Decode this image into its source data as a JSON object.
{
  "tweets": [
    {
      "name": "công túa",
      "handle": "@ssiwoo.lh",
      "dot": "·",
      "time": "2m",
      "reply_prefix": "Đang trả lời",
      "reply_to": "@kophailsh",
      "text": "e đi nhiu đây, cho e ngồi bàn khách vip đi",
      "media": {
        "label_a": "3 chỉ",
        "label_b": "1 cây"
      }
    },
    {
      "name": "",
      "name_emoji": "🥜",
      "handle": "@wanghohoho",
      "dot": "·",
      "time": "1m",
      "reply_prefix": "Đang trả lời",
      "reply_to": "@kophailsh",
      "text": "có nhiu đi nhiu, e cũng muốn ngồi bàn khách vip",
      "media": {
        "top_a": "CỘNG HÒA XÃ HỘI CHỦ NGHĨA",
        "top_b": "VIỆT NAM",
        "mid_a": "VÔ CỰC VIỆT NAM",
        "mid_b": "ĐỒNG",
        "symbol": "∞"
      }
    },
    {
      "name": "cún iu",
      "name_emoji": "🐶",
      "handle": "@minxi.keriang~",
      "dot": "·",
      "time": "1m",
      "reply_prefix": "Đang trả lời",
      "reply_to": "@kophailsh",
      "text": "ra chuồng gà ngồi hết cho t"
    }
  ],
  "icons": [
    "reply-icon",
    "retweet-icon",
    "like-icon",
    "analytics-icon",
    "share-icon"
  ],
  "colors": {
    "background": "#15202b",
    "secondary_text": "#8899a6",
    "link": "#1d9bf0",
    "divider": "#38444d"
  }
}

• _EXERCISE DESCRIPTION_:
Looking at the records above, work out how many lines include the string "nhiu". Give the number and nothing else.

• _RESULT_:
2